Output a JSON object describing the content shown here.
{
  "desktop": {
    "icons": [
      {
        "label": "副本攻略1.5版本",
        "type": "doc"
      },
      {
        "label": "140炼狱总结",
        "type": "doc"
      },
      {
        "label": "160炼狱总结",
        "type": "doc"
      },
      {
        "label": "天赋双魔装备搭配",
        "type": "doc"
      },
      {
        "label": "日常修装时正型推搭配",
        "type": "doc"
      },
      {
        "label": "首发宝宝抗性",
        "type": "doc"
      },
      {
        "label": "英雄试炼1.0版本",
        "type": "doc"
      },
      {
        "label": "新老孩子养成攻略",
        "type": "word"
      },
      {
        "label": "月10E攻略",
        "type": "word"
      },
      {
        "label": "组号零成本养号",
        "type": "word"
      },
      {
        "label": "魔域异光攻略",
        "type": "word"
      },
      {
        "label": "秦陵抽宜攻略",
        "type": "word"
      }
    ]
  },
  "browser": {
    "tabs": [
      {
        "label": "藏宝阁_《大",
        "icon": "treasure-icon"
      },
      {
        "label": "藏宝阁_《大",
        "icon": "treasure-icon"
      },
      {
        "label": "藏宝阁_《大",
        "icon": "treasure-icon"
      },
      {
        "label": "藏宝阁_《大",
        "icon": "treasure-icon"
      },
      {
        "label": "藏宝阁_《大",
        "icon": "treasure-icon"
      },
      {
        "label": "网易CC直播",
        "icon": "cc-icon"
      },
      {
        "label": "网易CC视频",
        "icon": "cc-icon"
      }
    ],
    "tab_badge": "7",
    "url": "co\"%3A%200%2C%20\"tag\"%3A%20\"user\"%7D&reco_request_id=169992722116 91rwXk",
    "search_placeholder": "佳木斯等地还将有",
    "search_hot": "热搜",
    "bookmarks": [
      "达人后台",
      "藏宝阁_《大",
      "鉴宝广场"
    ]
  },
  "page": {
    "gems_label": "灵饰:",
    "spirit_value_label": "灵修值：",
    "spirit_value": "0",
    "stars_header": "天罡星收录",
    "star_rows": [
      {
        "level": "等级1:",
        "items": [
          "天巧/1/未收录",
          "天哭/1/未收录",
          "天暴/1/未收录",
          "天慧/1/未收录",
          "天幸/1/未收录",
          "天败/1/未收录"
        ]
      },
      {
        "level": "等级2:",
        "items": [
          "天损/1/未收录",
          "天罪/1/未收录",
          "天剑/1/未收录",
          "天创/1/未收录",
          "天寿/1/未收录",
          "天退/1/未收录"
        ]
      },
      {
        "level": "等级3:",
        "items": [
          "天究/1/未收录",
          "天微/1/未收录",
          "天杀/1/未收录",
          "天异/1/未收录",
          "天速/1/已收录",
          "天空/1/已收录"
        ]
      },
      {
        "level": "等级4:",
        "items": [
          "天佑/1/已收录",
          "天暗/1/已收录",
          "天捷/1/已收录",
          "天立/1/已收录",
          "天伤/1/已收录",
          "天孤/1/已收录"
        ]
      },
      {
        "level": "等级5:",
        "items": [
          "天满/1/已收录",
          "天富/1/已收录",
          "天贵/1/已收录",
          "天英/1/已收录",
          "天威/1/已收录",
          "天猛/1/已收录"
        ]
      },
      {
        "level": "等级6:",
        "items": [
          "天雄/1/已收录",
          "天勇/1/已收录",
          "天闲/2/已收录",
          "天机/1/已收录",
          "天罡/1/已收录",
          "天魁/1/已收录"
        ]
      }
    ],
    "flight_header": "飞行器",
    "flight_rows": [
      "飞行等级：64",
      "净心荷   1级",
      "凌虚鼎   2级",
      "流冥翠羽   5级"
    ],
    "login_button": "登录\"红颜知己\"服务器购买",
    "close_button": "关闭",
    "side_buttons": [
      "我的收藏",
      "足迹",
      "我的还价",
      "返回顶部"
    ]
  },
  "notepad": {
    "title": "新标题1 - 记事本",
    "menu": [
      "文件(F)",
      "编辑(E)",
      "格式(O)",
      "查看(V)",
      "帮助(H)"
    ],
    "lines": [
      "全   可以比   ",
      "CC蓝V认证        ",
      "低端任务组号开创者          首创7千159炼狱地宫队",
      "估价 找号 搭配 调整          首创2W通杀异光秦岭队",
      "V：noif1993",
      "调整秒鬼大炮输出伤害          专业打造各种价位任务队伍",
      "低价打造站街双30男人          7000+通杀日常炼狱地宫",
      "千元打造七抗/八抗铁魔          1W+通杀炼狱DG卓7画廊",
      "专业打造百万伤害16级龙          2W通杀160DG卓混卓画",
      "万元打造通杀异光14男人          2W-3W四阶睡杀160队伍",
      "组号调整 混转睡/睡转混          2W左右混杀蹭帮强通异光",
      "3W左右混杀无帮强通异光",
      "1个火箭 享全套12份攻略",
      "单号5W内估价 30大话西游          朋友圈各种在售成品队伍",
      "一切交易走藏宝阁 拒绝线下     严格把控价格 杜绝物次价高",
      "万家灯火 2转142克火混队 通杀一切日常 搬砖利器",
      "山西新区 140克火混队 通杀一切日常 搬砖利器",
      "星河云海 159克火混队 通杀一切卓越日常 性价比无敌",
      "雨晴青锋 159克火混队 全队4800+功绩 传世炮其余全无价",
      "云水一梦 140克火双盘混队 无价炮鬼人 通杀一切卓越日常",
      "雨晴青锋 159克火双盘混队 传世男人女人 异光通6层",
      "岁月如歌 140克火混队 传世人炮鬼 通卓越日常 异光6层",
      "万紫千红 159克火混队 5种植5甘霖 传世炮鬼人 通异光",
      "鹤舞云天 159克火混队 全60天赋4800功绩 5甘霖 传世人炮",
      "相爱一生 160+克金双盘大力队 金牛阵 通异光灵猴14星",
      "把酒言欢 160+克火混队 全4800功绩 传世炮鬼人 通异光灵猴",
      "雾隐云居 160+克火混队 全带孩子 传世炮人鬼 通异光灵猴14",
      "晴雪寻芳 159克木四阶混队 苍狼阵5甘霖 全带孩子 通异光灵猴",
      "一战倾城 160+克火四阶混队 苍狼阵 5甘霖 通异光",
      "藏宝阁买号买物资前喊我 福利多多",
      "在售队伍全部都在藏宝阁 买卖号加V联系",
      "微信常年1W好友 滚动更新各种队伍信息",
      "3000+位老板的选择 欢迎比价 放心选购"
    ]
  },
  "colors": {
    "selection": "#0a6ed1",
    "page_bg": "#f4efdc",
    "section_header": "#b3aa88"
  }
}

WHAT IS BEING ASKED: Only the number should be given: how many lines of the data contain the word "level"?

ANSWER SECTION: 6